A recent report said that an adult will spend an average of 7 hours a day on the internet. When we examine social media and search engine traffic, this statistic seems not so surprising. Living in these digital times, people of all ages can become mesmerized and enticed by scrolling and tapping on a personal device; killing hours of time for any number of reasons.
Millennials then are faced with a challenge, as children are even more easily hypnotized and pacified than adults. If parents need quiet or a distraction it can be easily remedied by simply handing over a device, keeping a child occupied for up to hours at a time. Momentarily this seems like a quick-fix, and each and every time it becomes harder to withhold and to say no.
Don’t panic – we’ve all done it, and we aren’t here to pass judgement. We just want to share facts about enabling excessive iPad, iPhone, and tablet use for kiddos.

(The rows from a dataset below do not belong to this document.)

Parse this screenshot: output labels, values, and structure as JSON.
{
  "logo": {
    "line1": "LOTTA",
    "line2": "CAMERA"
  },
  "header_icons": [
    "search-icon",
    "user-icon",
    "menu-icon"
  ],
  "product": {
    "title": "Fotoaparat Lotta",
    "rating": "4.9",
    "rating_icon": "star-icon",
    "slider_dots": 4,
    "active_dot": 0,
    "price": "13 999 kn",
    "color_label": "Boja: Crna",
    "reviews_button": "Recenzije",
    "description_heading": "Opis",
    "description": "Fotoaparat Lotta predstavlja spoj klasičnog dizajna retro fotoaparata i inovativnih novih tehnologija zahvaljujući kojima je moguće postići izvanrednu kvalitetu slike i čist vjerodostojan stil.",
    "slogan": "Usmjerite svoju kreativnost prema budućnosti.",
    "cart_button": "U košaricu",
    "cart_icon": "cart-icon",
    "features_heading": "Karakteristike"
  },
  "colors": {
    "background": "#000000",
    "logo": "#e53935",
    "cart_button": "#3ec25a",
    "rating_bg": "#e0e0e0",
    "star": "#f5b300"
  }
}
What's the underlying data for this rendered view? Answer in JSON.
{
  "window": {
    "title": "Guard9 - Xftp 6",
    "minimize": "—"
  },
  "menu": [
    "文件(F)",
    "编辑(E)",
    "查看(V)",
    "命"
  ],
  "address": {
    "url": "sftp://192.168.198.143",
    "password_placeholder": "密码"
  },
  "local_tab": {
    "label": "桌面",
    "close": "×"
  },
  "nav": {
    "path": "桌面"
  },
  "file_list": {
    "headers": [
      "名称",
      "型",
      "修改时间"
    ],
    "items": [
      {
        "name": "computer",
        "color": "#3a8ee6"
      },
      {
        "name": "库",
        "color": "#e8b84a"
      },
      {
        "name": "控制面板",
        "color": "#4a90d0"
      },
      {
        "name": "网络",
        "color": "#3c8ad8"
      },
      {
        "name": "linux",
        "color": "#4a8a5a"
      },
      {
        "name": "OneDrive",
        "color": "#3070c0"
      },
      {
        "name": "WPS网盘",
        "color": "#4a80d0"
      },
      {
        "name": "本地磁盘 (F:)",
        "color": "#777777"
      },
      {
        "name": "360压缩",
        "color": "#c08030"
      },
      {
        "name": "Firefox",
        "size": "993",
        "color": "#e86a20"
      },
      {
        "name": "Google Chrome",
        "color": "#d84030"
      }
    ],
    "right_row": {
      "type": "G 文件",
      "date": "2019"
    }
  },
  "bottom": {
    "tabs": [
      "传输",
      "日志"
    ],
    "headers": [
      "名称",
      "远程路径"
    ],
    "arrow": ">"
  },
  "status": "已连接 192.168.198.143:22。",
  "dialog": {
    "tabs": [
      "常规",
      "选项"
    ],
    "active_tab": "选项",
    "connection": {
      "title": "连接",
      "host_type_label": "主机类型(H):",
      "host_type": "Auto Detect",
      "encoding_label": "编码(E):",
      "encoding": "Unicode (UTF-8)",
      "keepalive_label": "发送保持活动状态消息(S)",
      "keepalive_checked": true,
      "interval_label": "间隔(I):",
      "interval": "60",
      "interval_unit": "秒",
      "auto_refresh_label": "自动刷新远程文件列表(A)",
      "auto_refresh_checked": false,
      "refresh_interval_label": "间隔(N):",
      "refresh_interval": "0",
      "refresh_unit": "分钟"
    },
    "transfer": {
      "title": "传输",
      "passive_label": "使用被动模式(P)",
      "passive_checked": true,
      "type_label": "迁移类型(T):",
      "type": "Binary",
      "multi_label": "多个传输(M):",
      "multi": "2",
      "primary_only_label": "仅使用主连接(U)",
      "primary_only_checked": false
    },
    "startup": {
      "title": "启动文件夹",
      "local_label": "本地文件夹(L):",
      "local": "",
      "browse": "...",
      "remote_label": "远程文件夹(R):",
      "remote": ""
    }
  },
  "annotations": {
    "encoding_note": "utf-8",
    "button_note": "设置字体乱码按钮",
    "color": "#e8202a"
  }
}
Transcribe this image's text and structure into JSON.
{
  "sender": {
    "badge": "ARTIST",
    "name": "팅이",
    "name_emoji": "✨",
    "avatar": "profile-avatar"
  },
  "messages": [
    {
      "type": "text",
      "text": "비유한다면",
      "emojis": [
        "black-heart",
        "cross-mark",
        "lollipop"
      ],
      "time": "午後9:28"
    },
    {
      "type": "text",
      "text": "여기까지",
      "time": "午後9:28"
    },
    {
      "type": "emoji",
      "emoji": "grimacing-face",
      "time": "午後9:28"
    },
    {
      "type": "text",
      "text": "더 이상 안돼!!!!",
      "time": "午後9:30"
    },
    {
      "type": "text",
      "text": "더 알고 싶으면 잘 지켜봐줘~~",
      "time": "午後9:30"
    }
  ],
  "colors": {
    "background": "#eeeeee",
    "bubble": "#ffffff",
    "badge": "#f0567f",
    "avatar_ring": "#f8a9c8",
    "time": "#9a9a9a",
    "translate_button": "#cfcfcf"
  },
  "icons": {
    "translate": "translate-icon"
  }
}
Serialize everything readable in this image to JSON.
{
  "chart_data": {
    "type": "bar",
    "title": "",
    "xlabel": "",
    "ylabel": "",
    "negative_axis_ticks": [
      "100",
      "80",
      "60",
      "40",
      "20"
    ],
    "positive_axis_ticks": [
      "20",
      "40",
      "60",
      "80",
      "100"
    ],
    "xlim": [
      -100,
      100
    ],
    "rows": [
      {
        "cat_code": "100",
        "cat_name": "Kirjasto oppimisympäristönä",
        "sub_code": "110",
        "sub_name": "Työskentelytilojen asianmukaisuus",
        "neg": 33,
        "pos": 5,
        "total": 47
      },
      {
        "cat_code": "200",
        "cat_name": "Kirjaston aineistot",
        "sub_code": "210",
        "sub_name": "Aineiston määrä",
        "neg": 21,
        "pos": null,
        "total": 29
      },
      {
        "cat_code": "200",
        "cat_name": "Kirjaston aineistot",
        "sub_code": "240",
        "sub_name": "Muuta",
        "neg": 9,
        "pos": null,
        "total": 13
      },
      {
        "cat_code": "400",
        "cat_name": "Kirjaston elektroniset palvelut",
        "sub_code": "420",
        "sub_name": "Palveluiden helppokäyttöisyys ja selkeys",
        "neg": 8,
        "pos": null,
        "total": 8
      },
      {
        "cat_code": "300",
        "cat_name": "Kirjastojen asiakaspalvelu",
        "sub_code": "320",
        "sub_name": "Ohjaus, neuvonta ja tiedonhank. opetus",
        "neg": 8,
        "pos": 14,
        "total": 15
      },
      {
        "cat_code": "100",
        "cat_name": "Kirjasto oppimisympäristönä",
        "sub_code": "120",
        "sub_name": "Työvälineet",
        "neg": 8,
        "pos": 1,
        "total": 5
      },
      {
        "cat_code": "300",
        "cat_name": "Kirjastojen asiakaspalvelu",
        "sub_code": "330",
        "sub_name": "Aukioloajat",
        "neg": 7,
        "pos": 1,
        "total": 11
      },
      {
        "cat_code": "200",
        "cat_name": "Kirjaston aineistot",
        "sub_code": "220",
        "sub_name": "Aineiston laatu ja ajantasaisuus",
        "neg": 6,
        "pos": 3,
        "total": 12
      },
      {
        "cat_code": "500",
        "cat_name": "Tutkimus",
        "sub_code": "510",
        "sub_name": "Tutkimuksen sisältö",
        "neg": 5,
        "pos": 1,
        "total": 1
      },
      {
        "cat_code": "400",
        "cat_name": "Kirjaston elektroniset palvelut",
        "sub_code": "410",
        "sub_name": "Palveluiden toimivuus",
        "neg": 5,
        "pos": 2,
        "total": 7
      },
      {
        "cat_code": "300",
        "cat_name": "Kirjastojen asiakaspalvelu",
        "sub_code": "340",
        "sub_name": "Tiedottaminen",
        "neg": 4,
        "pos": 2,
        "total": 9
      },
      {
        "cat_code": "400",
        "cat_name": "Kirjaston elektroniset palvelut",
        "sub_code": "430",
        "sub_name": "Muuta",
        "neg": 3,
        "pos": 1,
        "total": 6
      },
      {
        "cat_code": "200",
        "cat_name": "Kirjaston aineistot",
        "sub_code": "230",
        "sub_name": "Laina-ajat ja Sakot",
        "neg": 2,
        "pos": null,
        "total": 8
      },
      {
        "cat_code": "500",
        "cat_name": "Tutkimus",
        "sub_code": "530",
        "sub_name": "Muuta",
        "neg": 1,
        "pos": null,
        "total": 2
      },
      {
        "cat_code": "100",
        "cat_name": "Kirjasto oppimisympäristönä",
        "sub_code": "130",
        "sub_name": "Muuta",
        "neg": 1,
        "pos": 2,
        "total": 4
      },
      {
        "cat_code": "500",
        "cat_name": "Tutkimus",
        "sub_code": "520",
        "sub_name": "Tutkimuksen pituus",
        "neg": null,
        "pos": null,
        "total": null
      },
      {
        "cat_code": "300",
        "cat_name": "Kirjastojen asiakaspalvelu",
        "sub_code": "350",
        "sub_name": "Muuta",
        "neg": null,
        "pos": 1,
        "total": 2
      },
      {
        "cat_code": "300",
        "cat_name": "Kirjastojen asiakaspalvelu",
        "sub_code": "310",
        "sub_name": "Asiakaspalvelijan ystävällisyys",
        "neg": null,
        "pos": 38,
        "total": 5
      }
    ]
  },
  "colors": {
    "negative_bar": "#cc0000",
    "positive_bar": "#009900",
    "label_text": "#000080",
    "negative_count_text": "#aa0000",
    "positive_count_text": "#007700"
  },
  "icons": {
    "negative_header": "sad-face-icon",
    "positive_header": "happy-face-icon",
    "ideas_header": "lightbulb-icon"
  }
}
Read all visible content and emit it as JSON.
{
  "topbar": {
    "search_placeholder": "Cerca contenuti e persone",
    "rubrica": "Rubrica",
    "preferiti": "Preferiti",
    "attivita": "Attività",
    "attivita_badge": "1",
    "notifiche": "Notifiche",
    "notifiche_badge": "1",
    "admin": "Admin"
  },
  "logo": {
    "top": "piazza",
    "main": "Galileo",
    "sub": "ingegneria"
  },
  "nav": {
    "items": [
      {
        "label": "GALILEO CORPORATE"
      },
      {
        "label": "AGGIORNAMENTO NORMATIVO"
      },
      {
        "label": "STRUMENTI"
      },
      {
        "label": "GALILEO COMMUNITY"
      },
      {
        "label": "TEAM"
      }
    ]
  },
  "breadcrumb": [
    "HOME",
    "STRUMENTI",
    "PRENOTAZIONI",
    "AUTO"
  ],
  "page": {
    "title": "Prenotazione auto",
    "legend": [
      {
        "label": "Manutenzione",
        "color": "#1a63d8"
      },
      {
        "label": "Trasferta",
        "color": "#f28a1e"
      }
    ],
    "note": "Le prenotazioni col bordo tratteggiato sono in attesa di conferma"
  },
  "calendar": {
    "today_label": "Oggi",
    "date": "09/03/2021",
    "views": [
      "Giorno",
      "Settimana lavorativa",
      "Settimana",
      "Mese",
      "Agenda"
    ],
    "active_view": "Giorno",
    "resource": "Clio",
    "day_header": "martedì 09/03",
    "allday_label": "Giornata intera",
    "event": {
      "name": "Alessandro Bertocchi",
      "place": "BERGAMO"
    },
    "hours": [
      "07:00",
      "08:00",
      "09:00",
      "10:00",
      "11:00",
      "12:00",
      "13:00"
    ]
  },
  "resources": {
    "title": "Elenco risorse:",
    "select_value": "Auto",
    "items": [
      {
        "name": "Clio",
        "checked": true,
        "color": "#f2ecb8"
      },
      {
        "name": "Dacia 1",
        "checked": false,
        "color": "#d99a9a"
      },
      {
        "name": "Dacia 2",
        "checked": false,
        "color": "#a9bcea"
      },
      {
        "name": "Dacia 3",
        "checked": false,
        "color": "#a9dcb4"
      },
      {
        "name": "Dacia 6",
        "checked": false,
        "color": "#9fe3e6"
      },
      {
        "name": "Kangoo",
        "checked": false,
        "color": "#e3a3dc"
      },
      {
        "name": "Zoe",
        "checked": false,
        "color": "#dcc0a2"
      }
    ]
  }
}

A lot of times children’s games and videos on mobile devices are designed for to be educational. This is not a negative thing. The problem is not that screens themselves are dangerous, but that they are addictive to adults as well toddlers all the way up until high school age.
Remember how your mom never let you sit too close to the TV? Maybe she or your dad limited your viewing time to two or three episodes a day? Mobile device usage is a double-whammy in this respect. It is always held within a few inches to the face, blocking out everything else and completely diminishing the surrounding environment. Remember that tablet games are also interactive, meaning that it requires active participation from the child and therefore seizes their attention far more than television does.
Dr. Aric Sigman from the British Psychological Society says that when small children become pacified in this way, it creates the opposite affect of what you desire to occur without the device: the skills to engage with others and be entertained without relying on a screen.
Screen time too early in life “is the very thing impeding the development of the abilities that parents are so eager to foster through the tablets. The ability to focus, to concentrate, to lend attention, to sense other people’s attitudes and communicate with them, to build a large vocabulary—all those abilities are harmed,” Sigman says.
The exact psychology behind this is extensive, but at least one aspect of it can be explained quite simply.
Children are far more impressionable than adults and during development their minds are hypersensitive to their environments. When the brain is overstimulated repeatedly over a series of months and years, simpler activities like coloring with crayons or playing outside do not satisfy the mind because these activities are not as complex or entertaining. Upon discovering it is not as stimulating, boredom kicks in faster and so does the eagerness to return back to the mobile device. Therefore, prolonged screen-time can desensitize the want to play outside, exercise, and use imagination; all critical aspects of both physical and mental growth.
Remember when you got a yo-yo, and it was the coolest thing in the world, but then at one point you discovered video games, and the yo-yo collected dust on the shelf for the rest of its life? It’s like that, only a continual, cycling complex.
How is this remedied? Well, the simple answer is just to limit use or to not introduce it at all until the child is older. However, if you are wanting to still actively use mobile devices in your home, here are a few ideas we’ve cooked up to use as alternatives.
1. The next time you are in the car longer than a few minutes, encourage to make pictures in the clouds outside the window.
2. Play I-spy, by describing an object along the road and having your child guess what it is.
3. If they are old enough to read, try the alphabet game. That means start with looking for objects that start with an A, then B, etc.
4. Choose one day a week where there is absolutely no screen-time. Play outside or visit family and friends. Explain that this is just one day, and be consistent with the habit. This means no screen time for parents either, other than talking or texting when necessary, so as to set an example. If you feel this to be too daunting, instead remove screens at least 90 minutes before bedtime and ask all your children to turn in their phones and devices. This will help everyone in the family sleep better, too.
5. If a child is stubborn and resistant to these ideas, change the passcode on the device. Tell them after an hour of outside play, chores, or any other activity you chose you can give it to them when they have completed the given task.
We hope these ideas are helpful and assist you in cultivating healthy and attentive young minds! To read more on this topic, click here.